- The Leon Chandler chapter of Trout Unlimited will be holding its legendary Ithaca Fishing Day on Saturday, March 26. This event includes casting, fly tying lessons, demonstrations, fly fishing vendors, and a lot more. Read more about Ithaca Fishing Day here.
- And, as detailed in a recent post, the Twin Tiers Five Rivers chapter of IFFF Fly Fishing Academy will be holding their 9th annual fly fishing class on April 2. Their school is a popular full day fly fishing school, where beginners and advancing fly fishers can develop their skills. The chapter welcomes youth from 11 through adults. The academy staff includes seasoned fly fishers and the casting staff is led by an IFFF Certified Casting Instructor. Registration deadline is Friday, March 25.
- The Twin Tiers Five Rivers chapter of IFFF is also holding its April chapter meeting on Monday, April 4th where it will host PA guide and fly fisher, Joe Ackourey, for a fly tying demo and a talk on Spring Trout Fishing. Joe should be no stranger to many anglers – the BC Flyfishers hosted him last year and had a terrific and informational chapter meeting as a result. Joe has nearly five decades of fly fishing experience and was lucky to learn from his late father, Dick Ackourey, who was also a renowned guide, fly tyer and outfitter, and a true master both on the water and at the vise. His father took Joe under his wing at the early age of 6, where he first learned to tie trout flies in production mode as well as to fly fish. Joe has been published over 50 times in various fly fishing journals and has made appearances on local and national outdoor TV stations. Joe primarily fishes in Pennsylvania, on streams such as the Lackawanna River, Bowman Creek, the Susquehanna River, as well as a variety of other small mountain streams. Joe’s first love is teaching, so expect to learn a lot on this date.

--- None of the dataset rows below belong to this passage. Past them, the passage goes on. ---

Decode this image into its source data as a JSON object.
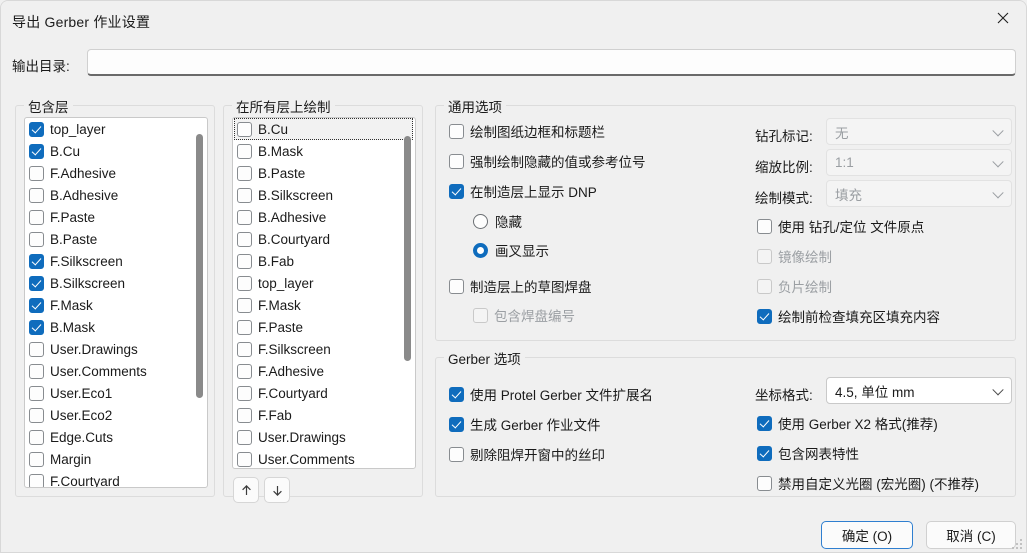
{
  "window": {
    "title": "导出 Gerber 作业设置",
    "close_icon": "close-icon"
  },
  "output_dir": {
    "label": "输出目录:",
    "value": "",
    "placeholder": ""
  },
  "include_layers": {
    "title": "包含层",
    "items": [
      {
        "label": "top_layer",
        "checked": true
      },
      {
        "label": "B.Cu",
        "checked": true
      },
      {
        "label": "F.Adhesive",
        "checked": false
      },
      {
        "label": "B.Adhesive",
        "checked": false
      },
      {
        "label": "F.Paste",
        "checked": false
      },
      {
        "label": "B.Paste",
        "checked": false
      },
      {
        "label": "F.Silkscreen",
        "checked": true
      },
      {
        "label": "B.Silkscreen",
        "checked": true
      },
      {
        "label": "F.Mask",
        "checked": true
      },
      {
        "label": "B.Mask",
        "checked": true
      },
      {
        "label": "User.Drawings",
        "checked": false
      },
      {
        "label": "User.Comments",
        "checked": false
      },
      {
        "label": "User.Eco1",
        "checked": false
      },
      {
        "label": "User.Eco2",
        "checked": false
      },
      {
        "label": "Edge.Cuts",
        "checked": false
      },
      {
        "label": "Margin",
        "checked": false
      },
      {
        "label": "F.Courtyard",
        "checked": false
      }
    ]
  },
  "plot_on_all_layers": {
    "title": "在所有层上绘制",
    "items": [
      {
        "label": "B.Cu",
        "checked": false,
        "focused": true
      },
      {
        "label": "B.Mask",
        "checked": false,
        "focused": false
      },
      {
        "label": "B.Paste",
        "checked": false,
        "focused": false
      },
      {
        "label": "B.Silkscreen",
        "checked": false,
        "focused": false
      },
      {
        "label": "B.Adhesive",
        "checked": false,
        "focused": false
      },
      {
        "label": "B.Courtyard",
        "checked": false,
        "focused": false
      },
      {
        "label": "B.Fab",
        "checked": false,
        "focused": false
      },
      {
        "label": "top_layer",
        "checked": false,
        "focused": false
      },
      {
        "label": "F.Mask",
        "checked": false,
        "focused": false
      },
      {
        "label": "F.Paste",
        "checked": false,
        "focused": false
      },
      {
        "label": "F.Silkscreen",
        "checked": false,
        "focused": false
      },
      {
        "label": "F.Adhesive",
        "checked": false,
        "focused": false
      },
      {
        "label": "F.Courtyard",
        "checked": false,
        "focused": false
      },
      {
        "label": "F.Fab",
        "checked": false,
        "focused": false
      },
      {
        "label": "User.Drawings",
        "checked": false,
        "focused": false
      },
      {
        "label": "User.Comments",
        "checked": false,
        "focused": false
      }
    ],
    "move_up_icon": "arrow-up-icon",
    "move_down_icon": "arrow-down-icon"
  },
  "general_options": {
    "title": "通用选项",
    "checkboxes": [
      {
        "label": "绘制图纸边框和标题栏",
        "checked": false,
        "disabled": false
      },
      {
        "label": "强制绘制隐藏的值或参考位号",
        "checked": false,
        "disabled": false
      },
      {
        "label": "在制造层上显示 DNP",
        "checked": true,
        "disabled": false
      },
      {
        "label": "制造层上的草图焊盘",
        "checked": false,
        "disabled": false
      },
      {
        "label": "包含焊盘编号",
        "checked": false,
        "disabled": true
      }
    ],
    "dnp_radios": [
      {
        "label": "隐藏",
        "selected": false
      },
      {
        "label": "画叉显示",
        "selected": true
      }
    ],
    "fields": [
      {
        "label": "钻孔标记:",
        "value": "无",
        "disabled": true
      },
      {
        "label": "缩放比例:",
        "value": "1:1",
        "disabled": true
      },
      {
        "label": "绘制模式:",
        "value": "填充",
        "disabled": true
      }
    ],
    "right_checkboxes": [
      {
        "label": "使用 钻孔/定位 文件原点",
        "checked": false,
        "disabled": false
      },
      {
        "label": "镜像绘制",
        "checked": false,
        "disabled": true
      },
      {
        "label": "负片绘制",
        "checked": false,
        "disabled": true
      },
      {
        "label": "绘制前检查填充区填充内容",
        "checked": true,
        "disabled": false
      }
    ]
  },
  "gerber_options": {
    "title": "Gerber 选项",
    "left_checkboxes": [
      {
        "label": "使用 Protel Gerber 文件扩展名",
        "checked": true
      },
      {
        "label": "生成 Gerber 作业文件",
        "checked": true
      },
      {
        "label": "剔除阻焊开窗中的丝印",
        "checked": false
      }
    ],
    "coord_field": {
      "label": "坐标格式:",
      "value": "4.5, 单位 mm",
      "disabled": false
    },
    "right_checkboxes": [
      {
        "label": "使用 Gerber X2 格式(推荐)",
        "checked": true
      },
      {
        "label": "包含网表特性",
        "checked": true
      },
      {
        "label": "禁用自定义光圈 (宏光圈) (不推荐)",
        "checked": false
      }
    ]
  },
  "footer": {
    "ok_label": "确定 (O)",
    "cancel_label": "取消 (C)"
  },
  "colors": {
    "accent": "#0f6cbd",
    "window_bg": "#f0f0f0",
    "list_bg": "#ffffff",
    "focus_border": "#2f7fd0"
  }
}
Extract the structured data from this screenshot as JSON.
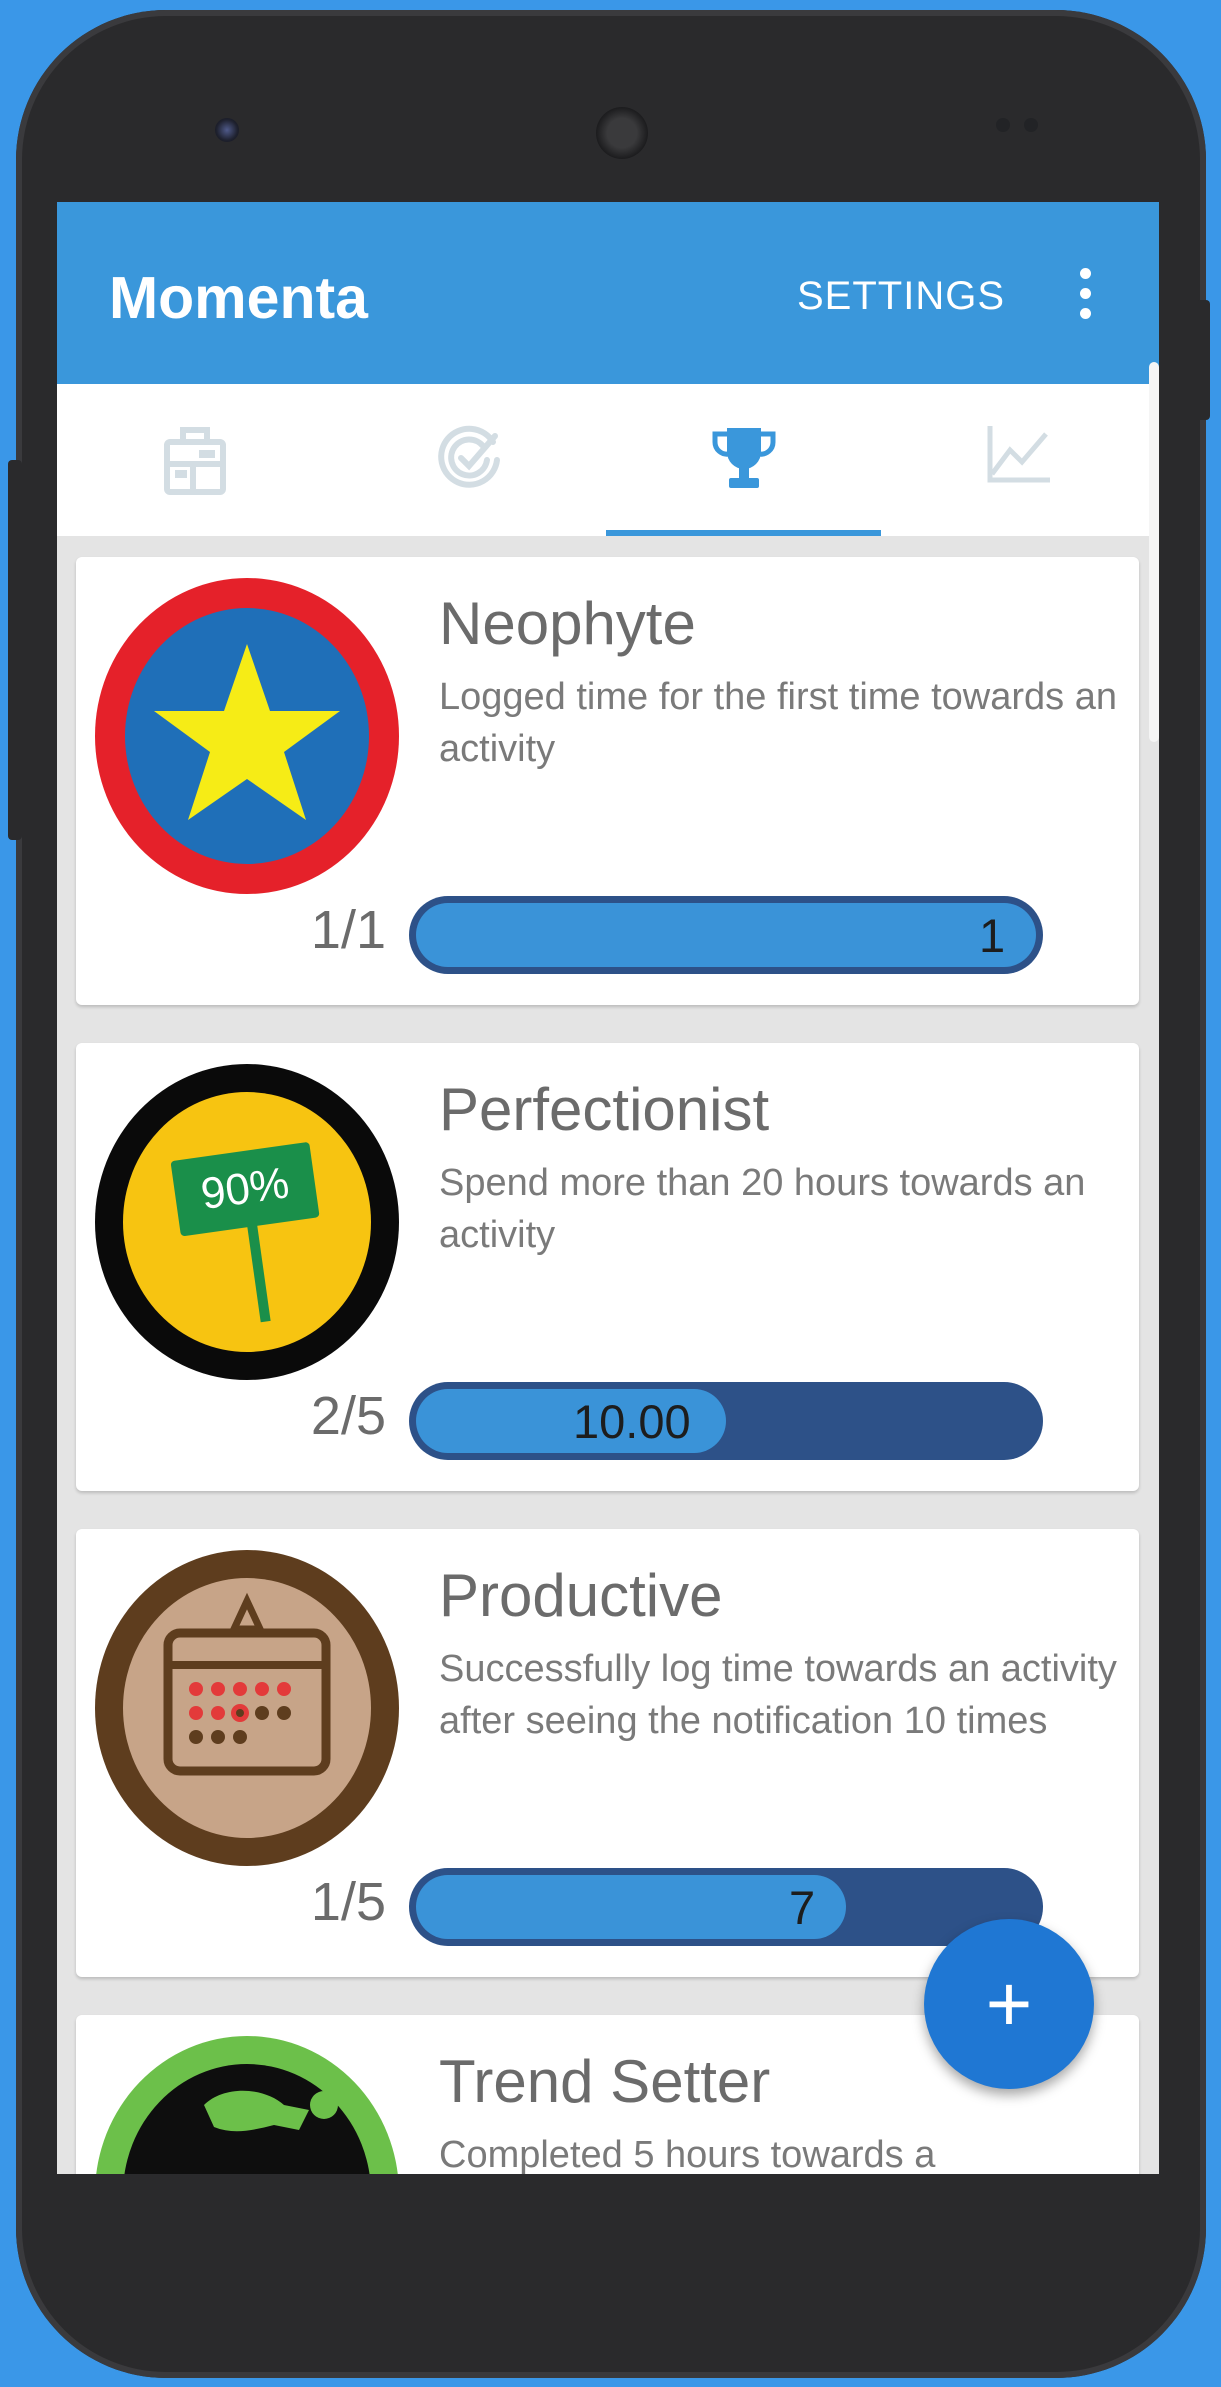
{
  "app": {
    "title": "Momenta",
    "settings_label": "SETTINGS",
    "accent_color": "#3a97db"
  },
  "tabs": [
    {
      "icon": "dashboard-icon",
      "selected": false
    },
    {
      "icon": "goal-check-icon",
      "selected": false
    },
    {
      "icon": "trophy-icon",
      "selected": true
    },
    {
      "icon": "chart-icon",
      "selected": false
    }
  ],
  "achievements": [
    {
      "title": "Neophyte",
      "description": "Logged time for the first time towards an activity",
      "count": "1/1",
      "progress_value": "1",
      "progress_fraction": 1.0,
      "badge_icon": "star-badge-icon"
    },
    {
      "title": "Perfectionist",
      "description": "Spend more than 20 hours towards an activity",
      "count": "2/5",
      "progress_value": "10.00",
      "progress_fraction": 0.5,
      "badge_icon": "sign-badge-icon",
      "badge_text": "90%"
    },
    {
      "title": "Productive",
      "description": "Successfully log time towards an activity after seeing the notification 10 times",
      "count": "1/5",
      "progress_value": "7",
      "progress_fraction": 0.7,
      "badge_icon": "calendar-badge-icon"
    },
    {
      "title": "Trend Setter",
      "description": "Completed 5 hours towards a",
      "badge_icon": "runner-badge-icon"
    }
  ],
  "fab": {
    "label": "+",
    "icon": "plus-icon"
  }
}
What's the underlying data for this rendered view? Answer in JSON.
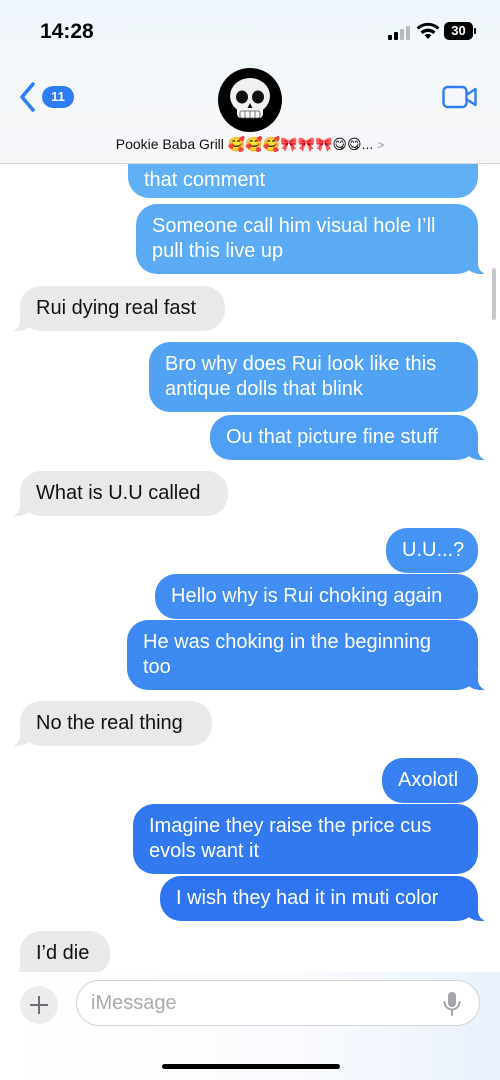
{
  "status_bar": {
    "time": "14:28",
    "battery": "30"
  },
  "header": {
    "back_badge": "11",
    "contact_name": "Pookie Baba Grill 🥰🥰🥰🎀🎀🎀😋😋...",
    "chevron": ">",
    "avatar_icon": "skull-icon",
    "video_icon": "video-camera-icon"
  },
  "messages": [
    {
      "dir": "out",
      "text": "that comment"
    },
    {
      "dir": "out",
      "text": "Someone call him visual hole I’ll pull this live up"
    },
    {
      "dir": "in",
      "text": "Rui dying real fast"
    },
    {
      "dir": "out",
      "text": "Bro why does Rui look like this antique dolls that blink"
    },
    {
      "dir": "out",
      "text": "Ou that picture fine stuff"
    },
    {
      "dir": "in",
      "text": "What is U.U called"
    },
    {
      "dir": "out",
      "text": "U.U...?"
    },
    {
      "dir": "out",
      "text": "Hello why is Rui choking again"
    },
    {
      "dir": "out",
      "text": "He was choking in the beginning too"
    },
    {
      "dir": "in",
      "text": "No the real thing"
    },
    {
      "dir": "out",
      "text": "Axolotl"
    },
    {
      "dir": "out",
      "text": "Imagine they raise the price cus evols want it"
    },
    {
      "dir": "out",
      "text": "I wish they had it in muti color"
    },
    {
      "dir": "in",
      "text": "I’d die"
    }
  ],
  "input": {
    "placeholder": "iMessage",
    "value": ""
  },
  "colors": {
    "accent": "#2f7df6",
    "incoming_bubble": "#e9e9eb",
    "outgoing_gradient_top": "#5cacf4",
    "outgoing_gradient_bottom": "#2f6ff0"
  }
}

The relatively mild early spring weather we’ve been experiencing will continue in the week ahead. High temps will range from the low 40’s to the mid 50’s, with lows from the low 20’s to the low 40’s. Rain is in the forecast for the end of the week and it will be cloudy to partly cloudy most of the week. The warming we are experiencing is definitely getting waters prime for spring fishing. While snow melt is pretty much gone, the additional rain we could see during the week could impact water levels, flows, and clarity in area creeks, streams, and rivers. Check the USGS water gauge before heading out.